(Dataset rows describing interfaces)
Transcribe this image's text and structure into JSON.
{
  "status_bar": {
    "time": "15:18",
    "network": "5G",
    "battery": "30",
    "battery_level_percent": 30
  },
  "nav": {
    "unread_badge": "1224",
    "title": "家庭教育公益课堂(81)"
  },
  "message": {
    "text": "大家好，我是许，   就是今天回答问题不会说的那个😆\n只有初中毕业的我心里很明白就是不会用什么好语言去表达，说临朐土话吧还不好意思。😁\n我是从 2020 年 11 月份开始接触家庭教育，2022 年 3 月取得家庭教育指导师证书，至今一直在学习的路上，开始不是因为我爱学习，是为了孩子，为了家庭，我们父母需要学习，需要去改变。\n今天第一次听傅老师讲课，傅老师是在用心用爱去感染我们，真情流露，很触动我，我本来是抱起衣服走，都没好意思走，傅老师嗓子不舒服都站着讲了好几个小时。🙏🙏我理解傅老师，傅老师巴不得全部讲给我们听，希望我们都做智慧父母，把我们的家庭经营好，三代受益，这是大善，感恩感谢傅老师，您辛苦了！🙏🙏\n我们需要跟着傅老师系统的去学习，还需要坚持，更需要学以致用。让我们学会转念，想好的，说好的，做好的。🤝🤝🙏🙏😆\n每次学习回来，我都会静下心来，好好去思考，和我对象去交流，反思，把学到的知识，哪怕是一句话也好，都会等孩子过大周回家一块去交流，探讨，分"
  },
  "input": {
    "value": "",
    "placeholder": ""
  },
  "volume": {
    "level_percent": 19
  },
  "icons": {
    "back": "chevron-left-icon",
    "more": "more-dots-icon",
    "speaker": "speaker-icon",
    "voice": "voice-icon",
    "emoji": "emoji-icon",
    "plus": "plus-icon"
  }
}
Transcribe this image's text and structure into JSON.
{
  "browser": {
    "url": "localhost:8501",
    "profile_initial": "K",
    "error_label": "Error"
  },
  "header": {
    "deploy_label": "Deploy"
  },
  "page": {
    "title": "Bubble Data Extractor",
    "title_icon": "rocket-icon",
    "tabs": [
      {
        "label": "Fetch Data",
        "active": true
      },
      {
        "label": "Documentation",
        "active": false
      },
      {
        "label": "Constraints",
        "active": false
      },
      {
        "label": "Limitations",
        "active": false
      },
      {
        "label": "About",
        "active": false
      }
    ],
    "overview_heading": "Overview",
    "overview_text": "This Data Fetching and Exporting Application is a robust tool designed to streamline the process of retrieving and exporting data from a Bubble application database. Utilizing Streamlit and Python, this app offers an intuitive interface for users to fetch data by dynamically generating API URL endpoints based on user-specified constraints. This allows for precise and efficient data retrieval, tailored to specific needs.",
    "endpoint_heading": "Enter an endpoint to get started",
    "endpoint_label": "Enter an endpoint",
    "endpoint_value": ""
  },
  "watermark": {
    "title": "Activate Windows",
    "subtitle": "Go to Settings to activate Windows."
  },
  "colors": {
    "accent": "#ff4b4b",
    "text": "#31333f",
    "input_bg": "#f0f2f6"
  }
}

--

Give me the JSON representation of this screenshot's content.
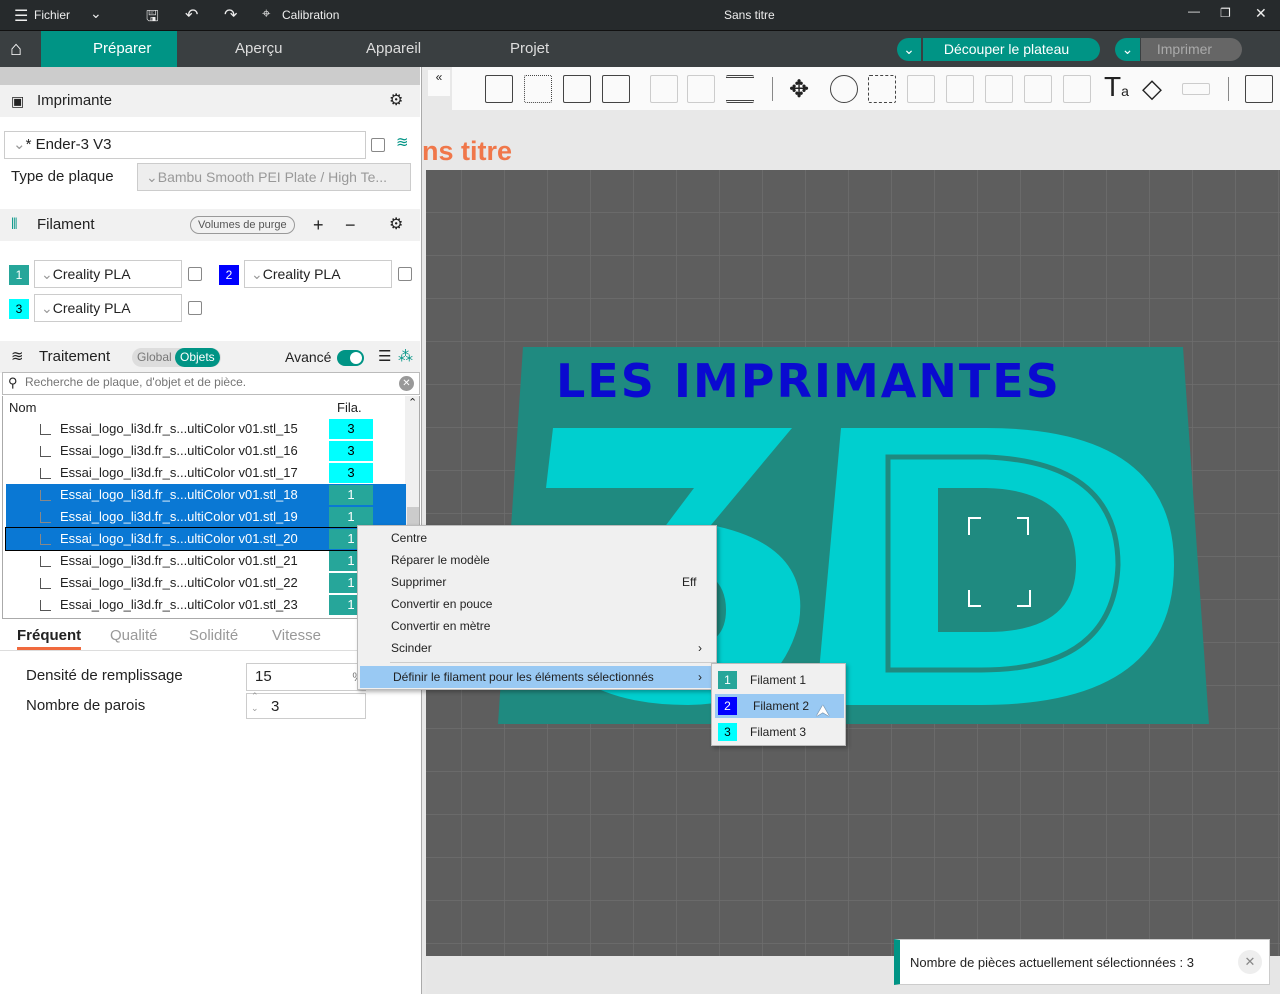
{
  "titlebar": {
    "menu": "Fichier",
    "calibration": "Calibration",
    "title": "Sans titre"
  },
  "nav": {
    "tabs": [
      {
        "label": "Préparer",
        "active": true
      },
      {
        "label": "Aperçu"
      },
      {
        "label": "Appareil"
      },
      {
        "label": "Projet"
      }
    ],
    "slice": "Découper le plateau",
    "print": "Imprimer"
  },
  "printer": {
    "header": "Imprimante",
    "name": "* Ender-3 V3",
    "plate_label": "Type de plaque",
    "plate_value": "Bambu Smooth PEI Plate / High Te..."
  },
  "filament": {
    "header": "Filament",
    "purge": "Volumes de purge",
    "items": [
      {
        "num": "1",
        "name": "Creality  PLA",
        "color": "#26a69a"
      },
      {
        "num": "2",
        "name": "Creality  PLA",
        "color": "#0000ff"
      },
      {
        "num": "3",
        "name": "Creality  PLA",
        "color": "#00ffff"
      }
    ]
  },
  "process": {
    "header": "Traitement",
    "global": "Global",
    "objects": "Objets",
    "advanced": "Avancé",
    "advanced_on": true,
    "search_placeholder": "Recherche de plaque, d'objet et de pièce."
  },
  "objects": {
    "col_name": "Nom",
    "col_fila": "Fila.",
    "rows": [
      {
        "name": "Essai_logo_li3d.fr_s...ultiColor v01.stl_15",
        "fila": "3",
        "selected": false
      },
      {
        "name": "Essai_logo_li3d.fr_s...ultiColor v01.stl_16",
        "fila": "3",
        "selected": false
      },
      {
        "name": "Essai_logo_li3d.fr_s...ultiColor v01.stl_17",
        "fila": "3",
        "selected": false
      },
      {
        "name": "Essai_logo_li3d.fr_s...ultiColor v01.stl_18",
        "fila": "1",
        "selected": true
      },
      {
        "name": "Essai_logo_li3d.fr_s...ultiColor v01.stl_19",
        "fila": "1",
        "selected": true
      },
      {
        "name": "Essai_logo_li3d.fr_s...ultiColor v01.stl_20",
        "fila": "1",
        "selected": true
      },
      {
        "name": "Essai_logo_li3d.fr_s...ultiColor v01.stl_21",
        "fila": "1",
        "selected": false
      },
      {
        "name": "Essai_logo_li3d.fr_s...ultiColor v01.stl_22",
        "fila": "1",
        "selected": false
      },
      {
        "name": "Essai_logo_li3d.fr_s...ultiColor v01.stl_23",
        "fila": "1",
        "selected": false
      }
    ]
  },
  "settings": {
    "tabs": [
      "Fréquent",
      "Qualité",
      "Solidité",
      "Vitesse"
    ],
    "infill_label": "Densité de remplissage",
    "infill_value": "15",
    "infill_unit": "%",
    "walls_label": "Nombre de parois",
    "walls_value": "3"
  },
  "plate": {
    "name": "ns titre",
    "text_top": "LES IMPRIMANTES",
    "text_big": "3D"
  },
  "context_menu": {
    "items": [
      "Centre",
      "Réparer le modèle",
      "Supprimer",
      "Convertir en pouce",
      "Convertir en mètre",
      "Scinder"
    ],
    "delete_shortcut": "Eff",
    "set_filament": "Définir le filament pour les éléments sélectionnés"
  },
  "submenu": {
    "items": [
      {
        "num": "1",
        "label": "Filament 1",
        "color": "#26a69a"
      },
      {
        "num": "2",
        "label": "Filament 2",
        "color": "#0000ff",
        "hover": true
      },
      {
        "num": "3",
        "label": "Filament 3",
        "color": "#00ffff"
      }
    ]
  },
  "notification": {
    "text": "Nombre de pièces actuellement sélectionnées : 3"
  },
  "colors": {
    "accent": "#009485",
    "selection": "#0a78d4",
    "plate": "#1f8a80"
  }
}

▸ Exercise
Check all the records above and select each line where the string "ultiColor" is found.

▸ Response to this task
        "name": "Essai_logo_li3d.fr_s...ultiColor v01.stl_15",
        "name": "Essai_logo_li3d.fr_s...ultiColor v01.stl_16",
        "name": "Essai_logo_li3d.fr_s...ultiColor v01.stl_17",
        "name": "Essai_logo_li3d.fr_s...ultiColor v01.stl_18",
        "name": "Essai_logo_li3d.fr_s...ultiColor v01.stl_19",
        "name": "Essai_logo_li3d.fr_s...ultiColor v01.stl_20",
        "name": "Essai_logo_li3d.fr_s...ultiColor v01.stl_21",
        "name": "Essai_logo_li3d.fr_s...ultiColor v01.stl_22",
        "name": "Essai_logo_li3d.fr_s...ultiColor v01.stl_23",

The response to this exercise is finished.